(Source material Opens)

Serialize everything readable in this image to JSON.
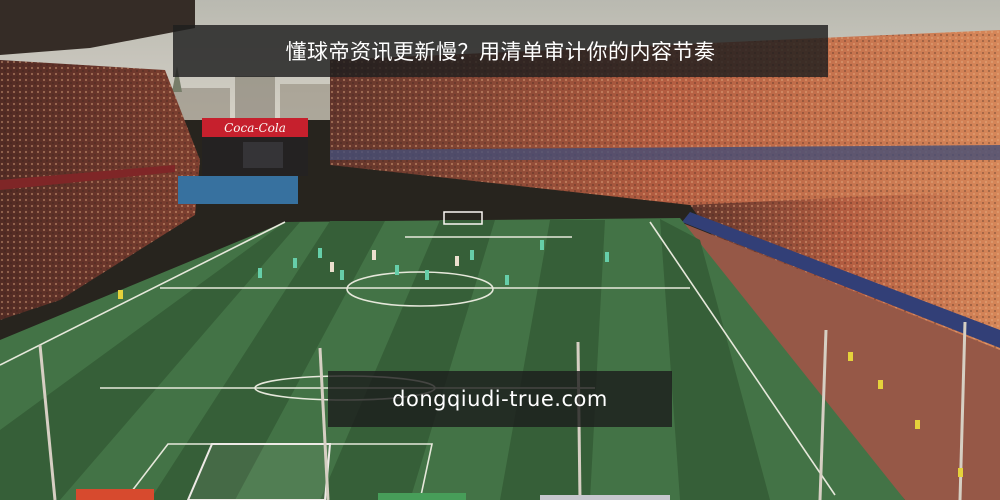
{
  "overlay": {
    "title": "懂球帝资讯更新慢？用清单审计你的内容节奏",
    "watermark": "dongqiudi-true.com"
  },
  "photo": {
    "subject": "football-stadium-aerial",
    "colors": {
      "sky": "#c9cdc8",
      "crowd_warm": "#b0563e",
      "crowd_dark": "#3a2422",
      "pitch_light": "#3f7a4a",
      "pitch_dark": "#2f6139",
      "line": "#e8eee6",
      "track": "#9a5a48"
    },
    "billboard": {
      "brand_text": "Coca-Cola"
    }
  }
}
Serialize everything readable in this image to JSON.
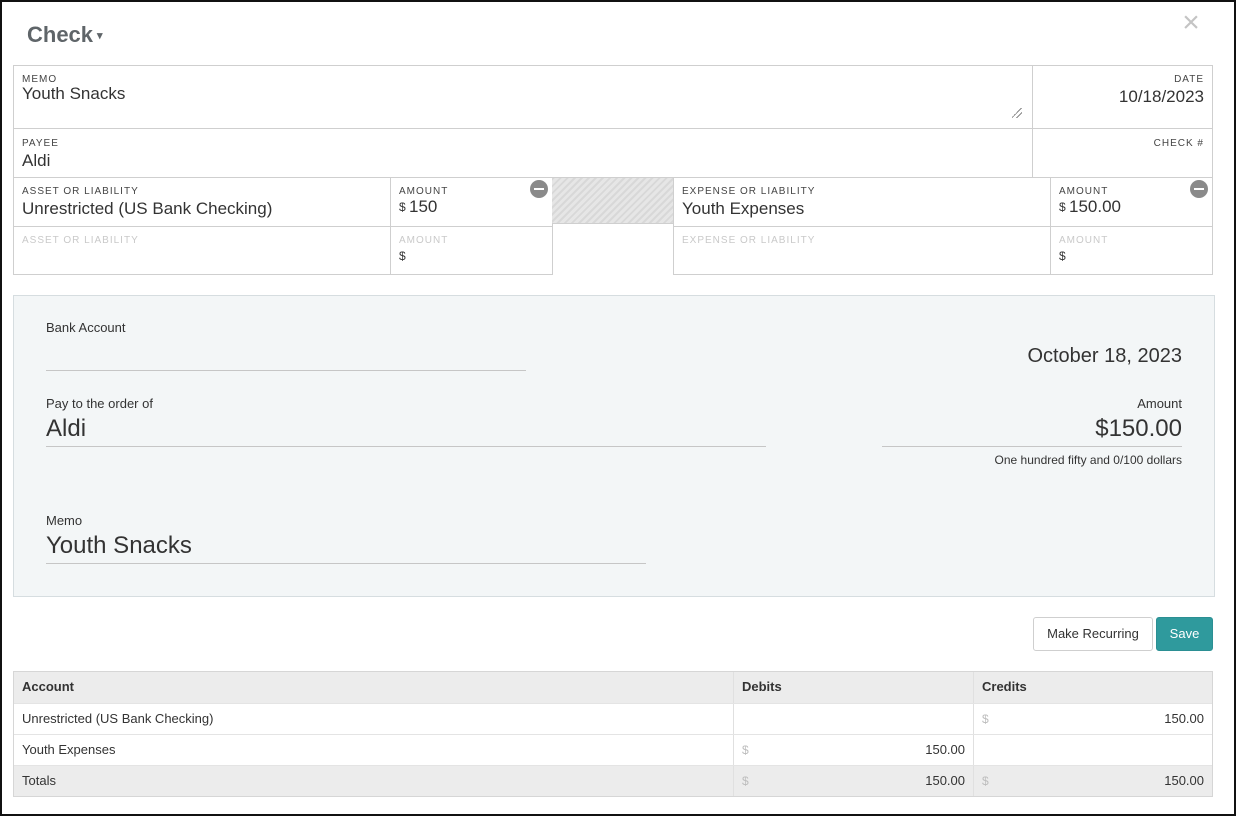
{
  "window": {
    "title": "Check",
    "caret": "▾",
    "close_icon": "×"
  },
  "form": {
    "memo_label": "MEMO",
    "memo_value": "Youth Snacks",
    "date_label": "DATE",
    "date_value": "10/18/2023",
    "payee_label": "PAYEE",
    "payee_value": "Aldi",
    "check_no_label": "CHECK #",
    "check_no_value": "",
    "asset_label": "ASSET OR LIABILITY",
    "asset_amount_label": "AMOUNT",
    "asset_rows": [
      {
        "account": "Unrestricted (US Bank Checking)",
        "currency": "$",
        "amount": "150"
      },
      {
        "account": "",
        "currency": "$",
        "amount": ""
      }
    ],
    "expense_label": "EXPENSE OR LIABILITY",
    "expense_amount_label": "AMOUNT",
    "expense_rows": [
      {
        "account": "Youth Expenses",
        "currency": "$",
        "amount": "150.00"
      },
      {
        "account": "",
        "currency": "$",
        "amount": ""
      }
    ]
  },
  "check": {
    "bank_account_label": "Bank Account",
    "bank_account_value": "",
    "date_long": "October 18, 2023",
    "pay_to_label": "Pay to the order of",
    "pay_to_value": "Aldi",
    "amount_label": "Amount",
    "amount_value": "$150.00",
    "amount_words": "One hundred fifty and 0/100 dollars",
    "memo_label": "Memo",
    "memo_value": "Youth Snacks"
  },
  "buttons": {
    "recurring": "Make Recurring",
    "save": "Save"
  },
  "ledger": {
    "headers": [
      "Account",
      "Debits",
      "Credits"
    ],
    "rows": [
      {
        "account": "Unrestricted (US Bank Checking)",
        "debit_sym": "",
        "debit": "",
        "credit_sym": "$",
        "credit": "150.00"
      },
      {
        "account": "Youth Expenses",
        "debit_sym": "$",
        "debit": "150.00",
        "credit_sym": "",
        "credit": ""
      }
    ],
    "totals": {
      "label": "Totals",
      "debit_sym": "$",
      "debit": "150.00",
      "credit_sym": "$",
      "credit": "150.00"
    }
  },
  "colors": {
    "accent": "#2f9a9d",
    "check_bg": "#f3f6f7"
  }
}
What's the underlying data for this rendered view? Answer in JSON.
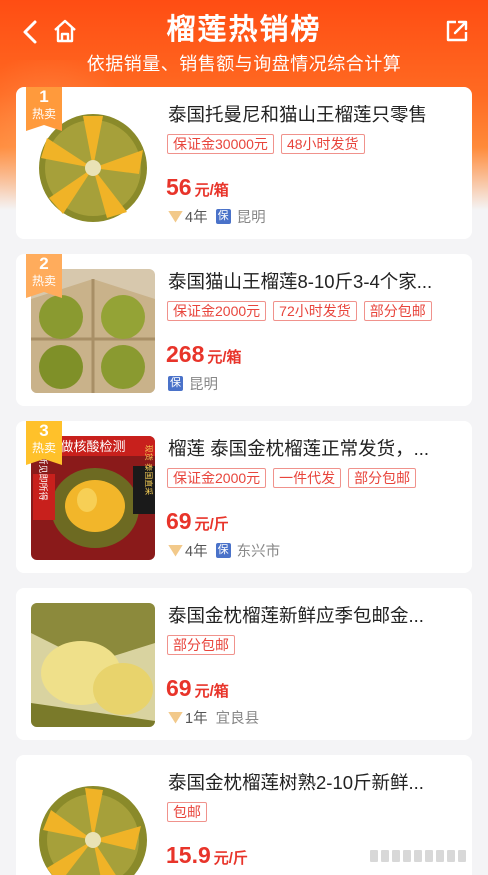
{
  "header": {
    "title": "榴莲热销榜",
    "subtitle": "依据销量、销售额与询盘情况综合计算",
    "back_icon": "chevron-left-icon",
    "home_icon": "home-icon",
    "share_icon": "share-icon"
  },
  "items": [
    {
      "rank": "1",
      "rank_label": "热卖",
      "name": "泰国托曼尼和猫山王榴莲只零售",
      "tags": [
        "保证金30000元",
        "48小时发货"
      ],
      "price": "56",
      "unit": "元/箱",
      "years": "4年",
      "bao": "保",
      "location": "昆明"
    },
    {
      "rank": "2",
      "rank_label": "热卖",
      "name": "泰国猫山王榴莲8-10斤3-4个家...",
      "tags": [
        "保证金2000元",
        "72小时发货",
        "部分包邮"
      ],
      "price": "268",
      "unit": "元/箱",
      "bao": "保",
      "location": "昆明"
    },
    {
      "rank": "3",
      "rank_label": "热卖",
      "name": "榴莲 泰国金枕榴莲正常发货，...",
      "tags": [
        "保证金2000元",
        "一件代发",
        "部分包邮"
      ],
      "price": "69",
      "unit": "元/斤",
      "years": "4年",
      "bao": "保",
      "location": "东兴市",
      "image_text": {
        "top": "做核酸检测",
        "left": "所见即所得",
        "right": "现货 泰国直采"
      }
    },
    {
      "name": "泰国金枕榴莲新鲜应季包邮金...",
      "tags": [
        "部分包邮"
      ],
      "price": "69",
      "unit": "元/箱",
      "years": "1年",
      "location": "宜良县"
    },
    {
      "name": "泰国金枕榴莲树熟2-10斤新鲜...",
      "tags": [
        "包邮"
      ],
      "price": "15.9",
      "unit": "元/斤"
    }
  ],
  "colors": {
    "header": "#ff5a1a",
    "price": "#e8342a",
    "tag": "#e8453c",
    "rank_badge": "#ff9a3c",
    "bao_badge": "#4a72c9"
  }
}
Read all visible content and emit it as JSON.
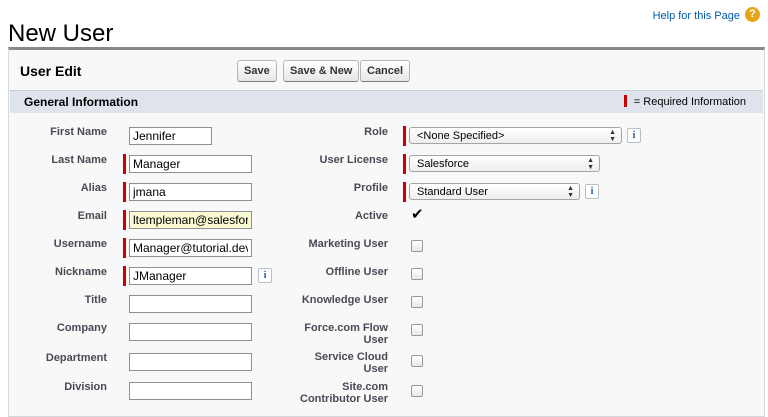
{
  "page": {
    "title": "New User",
    "help_link": "Help for this Page",
    "help_icon": "?"
  },
  "panel": {
    "title": "User Edit",
    "buttons": {
      "save": "Save",
      "save_new": "Save & New",
      "cancel": "Cancel"
    }
  },
  "section": {
    "title": "General Information",
    "required_legend": "= Required Information"
  },
  "left_fields": [
    {
      "label": "First Name",
      "value": "Jennifer",
      "required": false
    },
    {
      "label": "Last Name",
      "value": "Manager",
      "required": true
    },
    {
      "label": "Alias",
      "value": "jmana",
      "required": true
    },
    {
      "label": "Email",
      "value": "ltempleman@salesforce",
      "required": true
    },
    {
      "label": "Username",
      "value": "Manager@tutorial.dev",
      "required": true
    },
    {
      "label": "Nickname",
      "value": "JManager",
      "required": true
    },
    {
      "label": "Title",
      "value": "",
      "required": false
    },
    {
      "label": "Company",
      "value": "",
      "required": false
    },
    {
      "label": "Department",
      "value": "",
      "required": false
    },
    {
      "label": "Division",
      "value": "",
      "required": false
    }
  ],
  "right_fields": {
    "role": {
      "label": "Role",
      "value": "<None Specified>"
    },
    "user_license": {
      "label": "User License",
      "value": "Salesforce"
    },
    "profile": {
      "label": "Profile",
      "value": "Standard User"
    },
    "active": {
      "label": "Active",
      "checked": true,
      "mark": "✔"
    },
    "checkboxes": [
      {
        "label_lines": [
          "Marketing User"
        ],
        "checked": false
      },
      {
        "label_lines": [
          "Offline User"
        ],
        "checked": false
      },
      {
        "label_lines": [
          "Knowledge User"
        ],
        "checked": false
      },
      {
        "label_lines": [
          "Force.com Flow",
          "User"
        ],
        "checked": false
      },
      {
        "label_lines": [
          "Service Cloud",
          "User"
        ],
        "checked": false
      },
      {
        "label_lines": [
          "Site.com",
          "Contributor User"
        ],
        "checked": false
      }
    ]
  },
  "info_icon_glyph": "i",
  "colors": {
    "required": "#cc0000",
    "link": "#015ba7",
    "section_bg": "#dfe4ec"
  }
}
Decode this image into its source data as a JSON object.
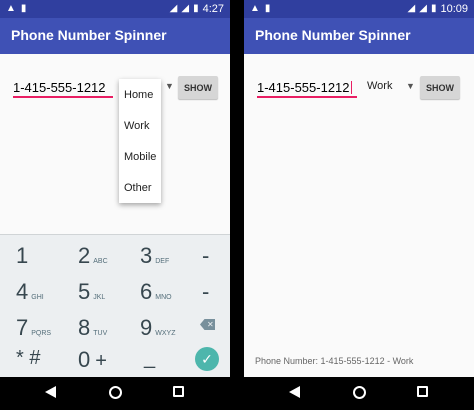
{
  "colors": {
    "status_bar": "#303f9f",
    "app_bar": "#3f51b5",
    "accent": "#e91e63",
    "keypad_bg": "#eceff1",
    "done_key": "#4db6ac"
  },
  "left": {
    "status": {
      "time": "4:27",
      "left_icons": [
        "warning-icon",
        "sim-card-icon"
      ],
      "right_icons": [
        "no-signal-icon",
        "signal-icon",
        "battery-icon"
      ]
    },
    "app_title": "Phone Number Spinner",
    "phone_value": "1-415-555-1212",
    "show_label": "SHOW",
    "dropdown": [
      "Home",
      "Work",
      "Mobile",
      "Other"
    ],
    "keys": [
      {
        "digit": "1",
        "letters": ""
      },
      {
        "digit": "2",
        "letters": "ABC"
      },
      {
        "digit": "3",
        "letters": "DEF"
      },
      {
        "digit": "-",
        "letters": ""
      },
      {
        "digit": "4",
        "letters": "GHI"
      },
      {
        "digit": "5",
        "letters": "JKL"
      },
      {
        "digit": "6",
        "letters": "MNO"
      },
      {
        "digit": "-",
        "letters": ""
      },
      {
        "digit": "7",
        "letters": "PQRS"
      },
      {
        "digit": "8",
        "letters": "TUV"
      },
      {
        "digit": "9",
        "letters": "WXYZ"
      },
      {
        "digit": "0",
        "letters": "+"
      }
    ],
    "star_hash": "* #",
    "space_key": "_"
  },
  "right": {
    "status": {
      "time": "10:09",
      "left_icons": [
        "warning-icon",
        "sim-card-icon"
      ],
      "right_icons": [
        "no-signal-icon",
        "signal-icon",
        "battery-icon"
      ]
    },
    "app_title": "Phone Number Spinner",
    "phone_value": "1-415-555-1212",
    "spinner_value": "Work",
    "show_label": "SHOW",
    "result": "Phone Number: 1-415-555-1212 - Work"
  }
}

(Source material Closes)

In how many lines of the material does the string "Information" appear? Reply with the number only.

**Expected output:**
2